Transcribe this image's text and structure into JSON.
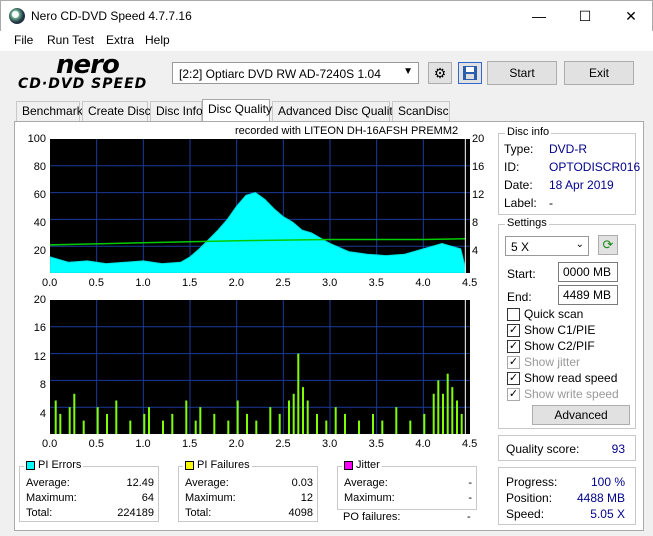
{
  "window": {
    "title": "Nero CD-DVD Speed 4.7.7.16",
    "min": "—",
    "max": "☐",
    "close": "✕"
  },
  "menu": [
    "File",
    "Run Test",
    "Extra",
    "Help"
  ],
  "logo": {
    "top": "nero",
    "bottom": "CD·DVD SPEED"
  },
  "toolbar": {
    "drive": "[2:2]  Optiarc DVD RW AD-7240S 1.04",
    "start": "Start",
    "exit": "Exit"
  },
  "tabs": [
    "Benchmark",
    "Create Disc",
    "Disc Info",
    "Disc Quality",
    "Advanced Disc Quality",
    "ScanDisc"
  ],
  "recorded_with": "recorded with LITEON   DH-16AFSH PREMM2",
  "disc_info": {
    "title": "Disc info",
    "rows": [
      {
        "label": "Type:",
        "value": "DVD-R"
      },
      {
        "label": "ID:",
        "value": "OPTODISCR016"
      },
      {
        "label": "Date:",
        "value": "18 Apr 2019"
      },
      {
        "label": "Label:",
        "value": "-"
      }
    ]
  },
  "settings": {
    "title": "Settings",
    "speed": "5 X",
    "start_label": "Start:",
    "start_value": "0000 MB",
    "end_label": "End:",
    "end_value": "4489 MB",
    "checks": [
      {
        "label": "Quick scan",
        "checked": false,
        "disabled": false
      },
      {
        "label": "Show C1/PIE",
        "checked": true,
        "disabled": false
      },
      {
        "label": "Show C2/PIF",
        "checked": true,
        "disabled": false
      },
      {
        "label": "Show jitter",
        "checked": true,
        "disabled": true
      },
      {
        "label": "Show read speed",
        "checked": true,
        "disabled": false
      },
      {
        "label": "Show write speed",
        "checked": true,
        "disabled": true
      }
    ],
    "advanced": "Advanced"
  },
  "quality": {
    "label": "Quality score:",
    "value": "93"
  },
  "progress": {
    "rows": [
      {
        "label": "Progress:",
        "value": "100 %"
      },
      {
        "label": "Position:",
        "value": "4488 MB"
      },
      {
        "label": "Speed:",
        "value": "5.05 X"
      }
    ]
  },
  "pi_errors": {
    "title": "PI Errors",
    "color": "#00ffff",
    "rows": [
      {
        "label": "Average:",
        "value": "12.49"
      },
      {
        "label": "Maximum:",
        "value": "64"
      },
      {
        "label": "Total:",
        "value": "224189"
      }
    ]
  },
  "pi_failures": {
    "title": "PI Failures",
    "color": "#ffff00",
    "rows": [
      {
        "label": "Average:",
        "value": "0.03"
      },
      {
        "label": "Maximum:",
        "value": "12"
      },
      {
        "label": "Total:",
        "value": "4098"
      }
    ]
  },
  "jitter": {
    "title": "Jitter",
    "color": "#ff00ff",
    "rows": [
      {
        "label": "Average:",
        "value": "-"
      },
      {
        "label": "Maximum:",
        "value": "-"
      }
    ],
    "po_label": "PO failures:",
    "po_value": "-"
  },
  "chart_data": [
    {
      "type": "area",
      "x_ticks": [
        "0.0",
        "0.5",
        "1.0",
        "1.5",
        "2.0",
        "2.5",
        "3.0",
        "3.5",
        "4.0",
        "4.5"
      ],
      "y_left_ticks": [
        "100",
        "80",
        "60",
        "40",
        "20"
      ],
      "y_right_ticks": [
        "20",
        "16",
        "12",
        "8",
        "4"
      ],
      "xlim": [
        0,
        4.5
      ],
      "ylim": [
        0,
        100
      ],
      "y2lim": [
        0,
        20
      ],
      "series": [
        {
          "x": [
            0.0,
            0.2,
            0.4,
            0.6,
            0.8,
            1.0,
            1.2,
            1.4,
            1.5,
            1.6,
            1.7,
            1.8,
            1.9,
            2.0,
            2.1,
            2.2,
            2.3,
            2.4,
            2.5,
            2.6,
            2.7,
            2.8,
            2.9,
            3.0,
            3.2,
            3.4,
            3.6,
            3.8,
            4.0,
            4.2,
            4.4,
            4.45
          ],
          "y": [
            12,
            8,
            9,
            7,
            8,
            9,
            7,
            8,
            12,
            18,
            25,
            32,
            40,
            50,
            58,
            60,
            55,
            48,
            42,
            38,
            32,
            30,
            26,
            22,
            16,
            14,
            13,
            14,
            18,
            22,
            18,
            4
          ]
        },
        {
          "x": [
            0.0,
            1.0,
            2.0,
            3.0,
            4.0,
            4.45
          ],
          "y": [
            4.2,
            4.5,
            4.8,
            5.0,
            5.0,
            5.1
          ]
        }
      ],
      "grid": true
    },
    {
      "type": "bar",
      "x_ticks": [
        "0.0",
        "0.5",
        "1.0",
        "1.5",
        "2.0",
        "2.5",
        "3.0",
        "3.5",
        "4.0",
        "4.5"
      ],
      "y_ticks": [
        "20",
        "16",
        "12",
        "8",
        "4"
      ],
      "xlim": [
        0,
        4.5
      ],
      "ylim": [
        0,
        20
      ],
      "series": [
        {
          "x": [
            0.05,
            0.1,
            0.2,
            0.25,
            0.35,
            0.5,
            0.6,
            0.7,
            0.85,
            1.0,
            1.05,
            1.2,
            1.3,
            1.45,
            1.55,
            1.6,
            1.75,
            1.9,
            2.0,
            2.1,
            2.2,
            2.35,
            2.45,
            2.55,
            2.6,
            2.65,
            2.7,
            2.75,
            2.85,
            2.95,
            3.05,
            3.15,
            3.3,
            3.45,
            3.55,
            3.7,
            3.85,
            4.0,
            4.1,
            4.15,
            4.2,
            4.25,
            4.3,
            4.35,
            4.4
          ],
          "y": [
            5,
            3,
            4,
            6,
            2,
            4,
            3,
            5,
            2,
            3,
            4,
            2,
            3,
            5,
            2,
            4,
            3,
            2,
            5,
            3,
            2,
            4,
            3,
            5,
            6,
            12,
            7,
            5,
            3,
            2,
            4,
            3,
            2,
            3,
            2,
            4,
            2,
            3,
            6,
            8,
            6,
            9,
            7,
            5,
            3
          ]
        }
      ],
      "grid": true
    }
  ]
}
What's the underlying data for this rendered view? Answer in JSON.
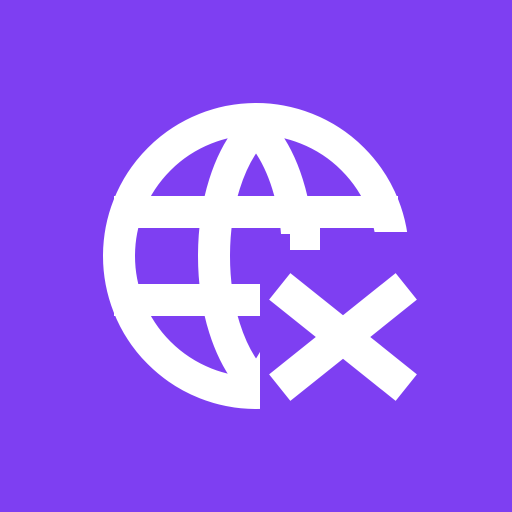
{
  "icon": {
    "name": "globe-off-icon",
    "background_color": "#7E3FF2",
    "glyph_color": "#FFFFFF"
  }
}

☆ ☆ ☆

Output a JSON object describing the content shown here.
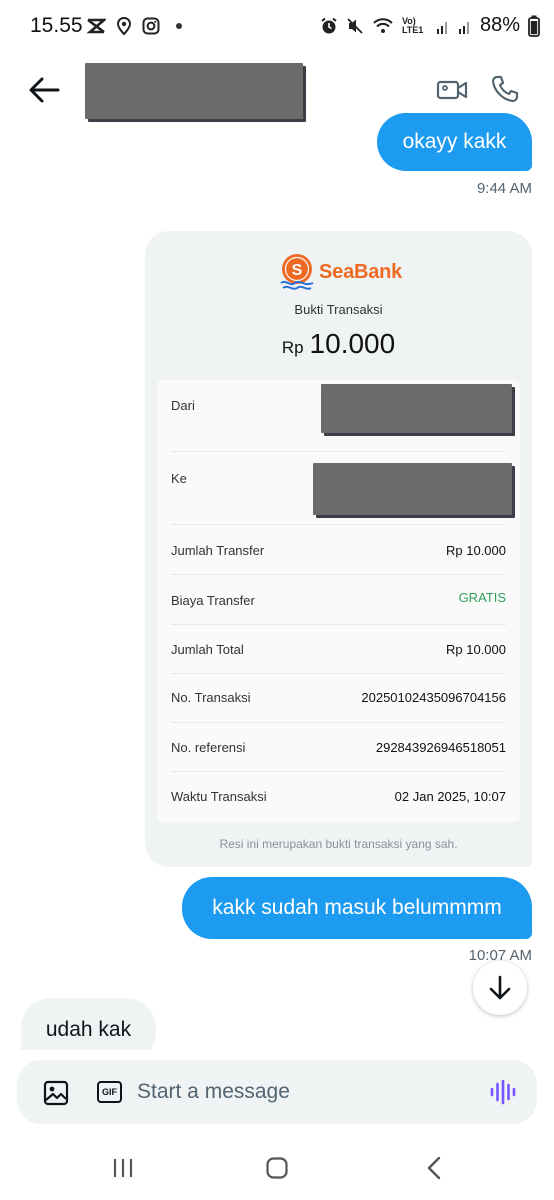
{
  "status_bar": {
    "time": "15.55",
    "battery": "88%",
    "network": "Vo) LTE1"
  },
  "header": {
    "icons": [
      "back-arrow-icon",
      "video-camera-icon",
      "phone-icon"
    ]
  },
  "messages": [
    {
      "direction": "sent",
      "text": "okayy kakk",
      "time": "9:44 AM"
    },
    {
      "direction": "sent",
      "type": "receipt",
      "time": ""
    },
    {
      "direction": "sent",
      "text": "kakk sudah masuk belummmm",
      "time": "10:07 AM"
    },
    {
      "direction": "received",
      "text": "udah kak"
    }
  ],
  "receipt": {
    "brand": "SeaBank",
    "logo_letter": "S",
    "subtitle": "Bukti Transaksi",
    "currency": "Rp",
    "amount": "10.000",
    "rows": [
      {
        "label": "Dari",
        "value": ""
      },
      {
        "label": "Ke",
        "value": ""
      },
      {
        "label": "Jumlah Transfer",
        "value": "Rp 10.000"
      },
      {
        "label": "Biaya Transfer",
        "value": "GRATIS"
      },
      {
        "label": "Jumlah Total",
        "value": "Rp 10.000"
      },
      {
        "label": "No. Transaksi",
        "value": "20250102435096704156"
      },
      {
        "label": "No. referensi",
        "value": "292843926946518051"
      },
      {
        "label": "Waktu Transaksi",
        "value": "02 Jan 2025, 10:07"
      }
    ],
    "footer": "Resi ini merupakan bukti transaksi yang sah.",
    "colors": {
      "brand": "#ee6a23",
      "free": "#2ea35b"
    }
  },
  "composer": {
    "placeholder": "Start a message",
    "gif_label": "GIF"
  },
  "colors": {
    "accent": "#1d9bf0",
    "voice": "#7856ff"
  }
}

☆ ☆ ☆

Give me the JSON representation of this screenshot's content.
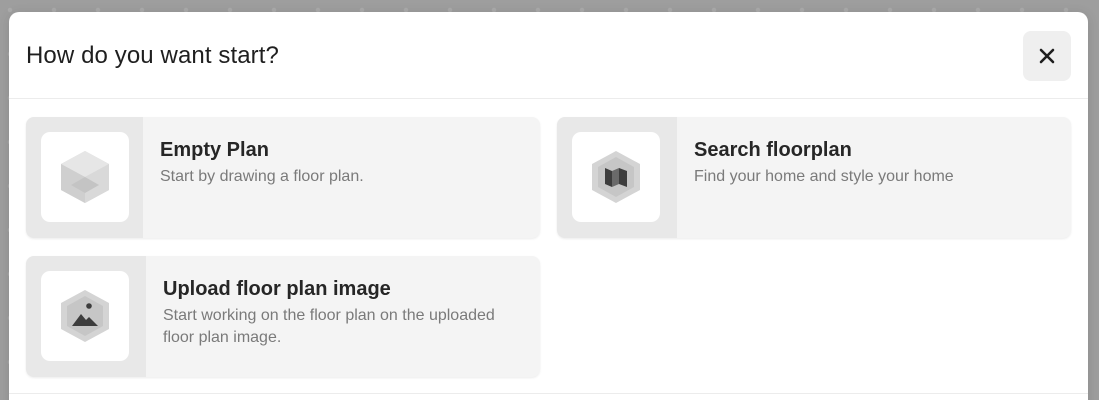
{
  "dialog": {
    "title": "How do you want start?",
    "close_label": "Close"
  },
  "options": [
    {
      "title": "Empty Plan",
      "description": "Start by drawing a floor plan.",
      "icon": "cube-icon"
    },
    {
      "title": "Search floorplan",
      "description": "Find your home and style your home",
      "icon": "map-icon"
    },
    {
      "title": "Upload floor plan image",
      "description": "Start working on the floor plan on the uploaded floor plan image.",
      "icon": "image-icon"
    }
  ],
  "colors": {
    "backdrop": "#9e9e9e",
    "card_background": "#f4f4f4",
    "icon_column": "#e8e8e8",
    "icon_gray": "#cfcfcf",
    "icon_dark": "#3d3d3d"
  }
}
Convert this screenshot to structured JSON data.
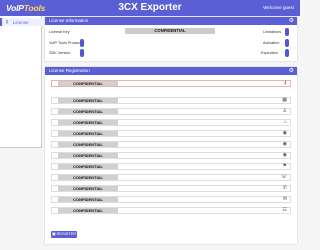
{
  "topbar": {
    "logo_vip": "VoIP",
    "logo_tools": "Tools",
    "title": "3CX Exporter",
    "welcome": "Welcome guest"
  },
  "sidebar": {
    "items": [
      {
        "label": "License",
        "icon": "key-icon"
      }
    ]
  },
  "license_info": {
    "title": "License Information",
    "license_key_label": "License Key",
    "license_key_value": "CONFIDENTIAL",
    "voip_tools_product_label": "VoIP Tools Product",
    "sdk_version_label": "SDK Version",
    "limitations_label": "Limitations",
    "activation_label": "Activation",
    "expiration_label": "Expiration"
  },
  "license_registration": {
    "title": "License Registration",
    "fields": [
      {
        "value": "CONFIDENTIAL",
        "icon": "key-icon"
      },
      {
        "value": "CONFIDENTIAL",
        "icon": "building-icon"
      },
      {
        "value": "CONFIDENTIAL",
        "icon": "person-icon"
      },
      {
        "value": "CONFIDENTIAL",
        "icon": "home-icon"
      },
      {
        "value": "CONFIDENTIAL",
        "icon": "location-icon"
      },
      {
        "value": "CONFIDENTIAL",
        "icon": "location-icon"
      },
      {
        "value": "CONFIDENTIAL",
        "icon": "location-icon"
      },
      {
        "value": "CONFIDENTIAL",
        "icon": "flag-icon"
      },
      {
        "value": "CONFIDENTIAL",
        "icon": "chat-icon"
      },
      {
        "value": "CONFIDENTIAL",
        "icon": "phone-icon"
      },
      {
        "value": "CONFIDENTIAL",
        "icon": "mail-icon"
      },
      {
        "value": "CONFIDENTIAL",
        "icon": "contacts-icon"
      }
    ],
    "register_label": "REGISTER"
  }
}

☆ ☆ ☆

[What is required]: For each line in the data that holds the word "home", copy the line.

[Result of the exercise]:
      "description": "Find your home and style your home",
        "icon": "home-icon"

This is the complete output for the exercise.